The Next Phase
Looking back now, it is difficult to believe in early 1972 I was singing “Bridge Over Troubled Water” in a choir for one of Arthur Blessitt’s crusades in Boston. You might remember Arthur as the man who carried the wooden cross around the world on foot. He logged 38,000 miles and visited 315 nations. A new Christian and like so many others, I had been swept up in the adventure of it. In June of that same year, I was part of the 100,000 high school and college students swarming in Dallas, Texas at the Cotton Bowl for Explo‘72. Sponsored by Campus Crusade, we had come from around the world to learn in the mornings how to do evangelism and then spread out over Dallas in the afternoons doing door-to-door and personal witnessing. The evenings were my first exposure to Christian concerts in large venues with Johnny Cash, Kris Kristofferson, and others. It was also my introduction to the Four Spiritual Laws and street evangelism. By the last part of 1972, I had opened a coffee house in Key West, Florida, working the streets at night with tracts, making sandwiches, and focused on the crowds of drifters who came to Key West as it was the end of the line. If you wanted to find a motto for my life at that point it would have been taken straight from Crusade: “Come Help Change The World.”
Over the course of the next ten years, I discovered I had to dial back that enthusiasm a bit. Realizing I was not likely to change the world as I had once imagined, I gradually understood my influence was not global but local. It was with students and teaching in a small school that mattered most to me. No, not changing the world but another phrase I had heard gave me encouragement. Mother Teresa when asked if she believed what she was doing mattered at all given the scope of the problems replied, “Do not think that love, in order to be genuine, has to be extraordinary. What we need is to love without getting tired. Be faithful in small things because it is in them that your strength lies.” For a decade that became a motto for me. “Be tireless and faithful in small things.”

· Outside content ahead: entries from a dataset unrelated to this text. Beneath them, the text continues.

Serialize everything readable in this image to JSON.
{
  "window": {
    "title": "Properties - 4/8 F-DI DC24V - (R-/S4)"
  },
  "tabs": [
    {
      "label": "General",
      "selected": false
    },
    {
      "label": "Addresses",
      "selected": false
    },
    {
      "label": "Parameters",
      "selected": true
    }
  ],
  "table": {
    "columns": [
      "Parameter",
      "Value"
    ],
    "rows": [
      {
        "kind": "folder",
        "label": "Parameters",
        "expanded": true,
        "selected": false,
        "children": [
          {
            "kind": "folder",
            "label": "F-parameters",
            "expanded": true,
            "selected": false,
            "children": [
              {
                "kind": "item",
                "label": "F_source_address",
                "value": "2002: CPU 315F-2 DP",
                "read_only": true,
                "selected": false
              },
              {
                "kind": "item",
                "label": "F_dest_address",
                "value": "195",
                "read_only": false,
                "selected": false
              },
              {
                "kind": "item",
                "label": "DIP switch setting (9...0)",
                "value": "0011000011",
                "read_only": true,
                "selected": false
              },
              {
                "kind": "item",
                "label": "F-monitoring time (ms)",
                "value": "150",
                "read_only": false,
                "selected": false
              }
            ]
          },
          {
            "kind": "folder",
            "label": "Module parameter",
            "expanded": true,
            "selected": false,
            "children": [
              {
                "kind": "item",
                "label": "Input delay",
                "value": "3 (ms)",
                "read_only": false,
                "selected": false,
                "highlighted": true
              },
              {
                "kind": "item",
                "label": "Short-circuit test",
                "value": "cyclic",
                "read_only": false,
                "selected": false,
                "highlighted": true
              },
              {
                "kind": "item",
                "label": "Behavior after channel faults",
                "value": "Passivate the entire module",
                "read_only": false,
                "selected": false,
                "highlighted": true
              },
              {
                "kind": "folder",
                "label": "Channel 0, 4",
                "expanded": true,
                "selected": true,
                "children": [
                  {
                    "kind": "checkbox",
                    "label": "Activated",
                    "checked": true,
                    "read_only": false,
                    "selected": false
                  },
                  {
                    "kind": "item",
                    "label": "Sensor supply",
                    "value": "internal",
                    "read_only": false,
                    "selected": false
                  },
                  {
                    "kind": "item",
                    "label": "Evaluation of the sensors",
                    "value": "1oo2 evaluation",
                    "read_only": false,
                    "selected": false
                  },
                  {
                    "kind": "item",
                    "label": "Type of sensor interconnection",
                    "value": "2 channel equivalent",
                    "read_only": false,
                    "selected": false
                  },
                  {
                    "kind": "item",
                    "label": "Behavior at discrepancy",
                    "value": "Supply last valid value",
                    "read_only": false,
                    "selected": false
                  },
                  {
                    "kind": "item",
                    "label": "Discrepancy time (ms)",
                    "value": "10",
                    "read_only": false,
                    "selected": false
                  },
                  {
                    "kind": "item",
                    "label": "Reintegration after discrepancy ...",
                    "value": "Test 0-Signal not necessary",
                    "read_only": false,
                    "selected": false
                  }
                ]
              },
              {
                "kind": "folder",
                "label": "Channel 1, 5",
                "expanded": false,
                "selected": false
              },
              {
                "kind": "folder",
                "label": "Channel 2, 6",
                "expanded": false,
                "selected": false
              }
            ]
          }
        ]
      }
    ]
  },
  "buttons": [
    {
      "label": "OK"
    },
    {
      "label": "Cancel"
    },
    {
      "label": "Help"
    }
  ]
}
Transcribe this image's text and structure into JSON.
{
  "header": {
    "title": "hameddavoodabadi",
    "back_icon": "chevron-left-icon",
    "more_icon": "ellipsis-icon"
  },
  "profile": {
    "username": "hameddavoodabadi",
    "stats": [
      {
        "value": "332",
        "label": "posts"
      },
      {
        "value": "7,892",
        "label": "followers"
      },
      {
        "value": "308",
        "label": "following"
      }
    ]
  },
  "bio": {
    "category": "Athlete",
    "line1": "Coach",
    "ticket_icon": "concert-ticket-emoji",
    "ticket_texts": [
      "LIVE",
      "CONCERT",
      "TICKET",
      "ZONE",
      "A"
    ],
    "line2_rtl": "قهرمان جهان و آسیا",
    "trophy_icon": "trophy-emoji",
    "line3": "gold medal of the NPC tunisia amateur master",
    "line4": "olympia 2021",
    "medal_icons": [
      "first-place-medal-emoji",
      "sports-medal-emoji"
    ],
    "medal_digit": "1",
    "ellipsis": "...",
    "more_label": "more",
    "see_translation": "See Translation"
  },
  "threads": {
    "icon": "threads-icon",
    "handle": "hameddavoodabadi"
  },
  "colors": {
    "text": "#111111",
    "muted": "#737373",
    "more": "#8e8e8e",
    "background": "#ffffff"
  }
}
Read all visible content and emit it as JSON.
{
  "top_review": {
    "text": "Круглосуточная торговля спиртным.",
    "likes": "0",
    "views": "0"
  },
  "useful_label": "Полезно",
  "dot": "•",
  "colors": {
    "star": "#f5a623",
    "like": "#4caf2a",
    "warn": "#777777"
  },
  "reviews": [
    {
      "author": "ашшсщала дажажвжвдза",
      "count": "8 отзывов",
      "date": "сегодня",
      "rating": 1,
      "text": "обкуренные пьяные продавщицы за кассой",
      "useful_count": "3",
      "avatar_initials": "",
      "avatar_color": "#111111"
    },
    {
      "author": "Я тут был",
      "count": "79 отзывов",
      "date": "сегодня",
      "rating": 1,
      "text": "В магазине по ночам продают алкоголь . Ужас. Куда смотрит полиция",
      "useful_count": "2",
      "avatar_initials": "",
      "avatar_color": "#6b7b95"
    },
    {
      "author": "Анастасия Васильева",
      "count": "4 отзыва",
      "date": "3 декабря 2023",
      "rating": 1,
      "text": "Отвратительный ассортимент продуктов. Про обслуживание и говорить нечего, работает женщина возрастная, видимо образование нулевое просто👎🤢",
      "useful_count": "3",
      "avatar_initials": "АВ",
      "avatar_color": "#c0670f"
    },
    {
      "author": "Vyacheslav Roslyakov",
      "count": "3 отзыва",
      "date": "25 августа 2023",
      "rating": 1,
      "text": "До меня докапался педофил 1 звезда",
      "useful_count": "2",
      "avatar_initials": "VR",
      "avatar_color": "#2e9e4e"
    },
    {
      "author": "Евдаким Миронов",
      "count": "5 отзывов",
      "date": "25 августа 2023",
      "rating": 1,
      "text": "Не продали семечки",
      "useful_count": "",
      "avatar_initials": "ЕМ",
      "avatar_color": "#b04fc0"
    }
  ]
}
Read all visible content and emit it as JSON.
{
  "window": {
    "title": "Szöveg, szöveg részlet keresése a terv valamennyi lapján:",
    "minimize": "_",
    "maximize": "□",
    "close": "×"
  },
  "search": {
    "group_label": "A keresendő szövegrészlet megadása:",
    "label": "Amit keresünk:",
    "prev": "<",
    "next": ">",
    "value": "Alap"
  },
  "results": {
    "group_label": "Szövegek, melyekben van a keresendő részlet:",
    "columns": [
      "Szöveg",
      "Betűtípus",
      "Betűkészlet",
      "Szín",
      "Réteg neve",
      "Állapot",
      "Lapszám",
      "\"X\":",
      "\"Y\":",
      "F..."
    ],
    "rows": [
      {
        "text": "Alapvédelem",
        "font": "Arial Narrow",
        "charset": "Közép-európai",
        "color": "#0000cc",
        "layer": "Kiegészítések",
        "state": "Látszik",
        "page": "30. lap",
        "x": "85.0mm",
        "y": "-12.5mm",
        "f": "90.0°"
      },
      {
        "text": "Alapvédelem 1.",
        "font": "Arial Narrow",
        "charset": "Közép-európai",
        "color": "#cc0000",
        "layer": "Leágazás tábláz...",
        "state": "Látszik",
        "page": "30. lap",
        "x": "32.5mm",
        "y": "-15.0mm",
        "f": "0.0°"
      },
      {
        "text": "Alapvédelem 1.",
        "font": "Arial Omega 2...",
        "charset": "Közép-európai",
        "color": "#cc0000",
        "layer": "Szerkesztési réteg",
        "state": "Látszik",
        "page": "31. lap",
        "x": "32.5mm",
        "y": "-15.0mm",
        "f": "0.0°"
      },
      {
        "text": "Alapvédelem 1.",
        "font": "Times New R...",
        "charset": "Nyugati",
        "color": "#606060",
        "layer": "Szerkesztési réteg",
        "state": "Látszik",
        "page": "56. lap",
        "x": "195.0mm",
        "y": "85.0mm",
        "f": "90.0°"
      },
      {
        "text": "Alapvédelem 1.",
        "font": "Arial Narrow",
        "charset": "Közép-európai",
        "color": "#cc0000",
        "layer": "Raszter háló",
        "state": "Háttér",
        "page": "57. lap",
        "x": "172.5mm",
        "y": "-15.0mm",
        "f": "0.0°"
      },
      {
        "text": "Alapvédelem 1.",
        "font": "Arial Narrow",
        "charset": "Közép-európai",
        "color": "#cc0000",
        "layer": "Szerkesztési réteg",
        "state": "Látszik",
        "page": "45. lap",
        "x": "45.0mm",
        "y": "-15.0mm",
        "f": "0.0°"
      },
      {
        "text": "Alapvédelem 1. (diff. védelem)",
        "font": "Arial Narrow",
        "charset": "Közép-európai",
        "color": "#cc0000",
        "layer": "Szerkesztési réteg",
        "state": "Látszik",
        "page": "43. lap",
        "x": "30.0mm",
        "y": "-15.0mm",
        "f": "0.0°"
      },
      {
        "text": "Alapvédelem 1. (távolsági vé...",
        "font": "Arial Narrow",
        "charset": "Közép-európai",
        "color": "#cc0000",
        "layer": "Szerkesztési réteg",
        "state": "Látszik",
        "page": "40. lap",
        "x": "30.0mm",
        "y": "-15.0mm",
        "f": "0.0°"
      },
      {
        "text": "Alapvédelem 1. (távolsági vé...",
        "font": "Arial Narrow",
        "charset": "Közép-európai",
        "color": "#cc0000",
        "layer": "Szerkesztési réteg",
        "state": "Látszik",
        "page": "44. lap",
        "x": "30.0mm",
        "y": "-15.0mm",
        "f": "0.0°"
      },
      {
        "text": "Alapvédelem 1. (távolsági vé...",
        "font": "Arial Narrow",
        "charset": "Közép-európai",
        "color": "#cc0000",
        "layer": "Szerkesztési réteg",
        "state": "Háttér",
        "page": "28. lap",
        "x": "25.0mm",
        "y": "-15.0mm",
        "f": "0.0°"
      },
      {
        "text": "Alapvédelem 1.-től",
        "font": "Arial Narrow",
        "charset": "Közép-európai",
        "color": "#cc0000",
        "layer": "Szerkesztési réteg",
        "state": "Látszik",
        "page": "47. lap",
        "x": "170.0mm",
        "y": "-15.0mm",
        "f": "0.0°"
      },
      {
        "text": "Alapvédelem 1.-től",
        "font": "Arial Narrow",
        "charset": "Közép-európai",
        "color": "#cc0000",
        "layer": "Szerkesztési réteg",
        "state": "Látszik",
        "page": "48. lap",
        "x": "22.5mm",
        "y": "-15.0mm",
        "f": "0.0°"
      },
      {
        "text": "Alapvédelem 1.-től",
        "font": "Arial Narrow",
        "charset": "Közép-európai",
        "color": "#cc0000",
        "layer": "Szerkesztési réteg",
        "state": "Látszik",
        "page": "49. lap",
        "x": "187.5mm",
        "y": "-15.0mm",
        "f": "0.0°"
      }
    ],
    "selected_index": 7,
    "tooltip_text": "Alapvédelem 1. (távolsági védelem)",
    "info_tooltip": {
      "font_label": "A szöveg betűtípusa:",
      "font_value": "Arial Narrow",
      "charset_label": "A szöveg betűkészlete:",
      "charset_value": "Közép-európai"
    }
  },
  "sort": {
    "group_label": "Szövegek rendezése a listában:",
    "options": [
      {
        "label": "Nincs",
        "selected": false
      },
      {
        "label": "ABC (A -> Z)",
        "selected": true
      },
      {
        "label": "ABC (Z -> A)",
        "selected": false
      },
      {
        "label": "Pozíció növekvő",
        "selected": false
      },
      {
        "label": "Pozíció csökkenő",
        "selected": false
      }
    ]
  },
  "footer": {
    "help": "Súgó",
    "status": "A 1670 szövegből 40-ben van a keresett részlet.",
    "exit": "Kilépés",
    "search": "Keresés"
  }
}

Fifteen years later I was in Texas working with a friend, Bob Buford. Together, we had created Leadership Network and then Bob published his first book, “Half-Time.” It came out of our relationships with men and women who were successful in careers at a young age and were starting to think about what was next in their lives. That described Bob and Linda perfectly and they had a heart for the couples who were seeking something beyond success. The phrase “Success to Significance” was coined for summing up that search and became the focus of our work for the next several years. It was not only true for those couples who were a part of what we called The Foundation conference but, over time, it was clearly descriptive of thousands of others across the country and around the world. I believe Bob’s first book (followed by several more) has sold well over 750,000 copies and been translated into several languages. That phrase “success to significance” became part of my own life and it was then I started the next phase. It was not about finding significance. Rather, something Henri Nouwen shared about his work with L’Arche led me. It was moving from significance to serving. Not doing great or even significant things but being focused on where strength lies. I think I have been in that stage with The Gathering for the last twenty years.
Two weeks ago in a conversation with friends, I realized I have begun living in the next phase. If you know anything about fly fishing you will recognize it right away: “Catch and Release.” This is the stage of life where the enjoyment is not in the continued accumulation of things and experiences but in the creative art of letting go. For me, this phase is best defined by the writer of Ecclesiastes: “God gives some people the ability to enjoy what he gives them, as well as the ability to accept their state in life and enjoy their work. They do not worry about how short life is because God keeps them busy with what they love to do.” I am busy with what I love to do. I have been given, after many years and changes, the ability to enjoy the gifts and instead of comparing my life to others as I might have done by desiring to change the world or finding significance, I have found the place I was meant to be.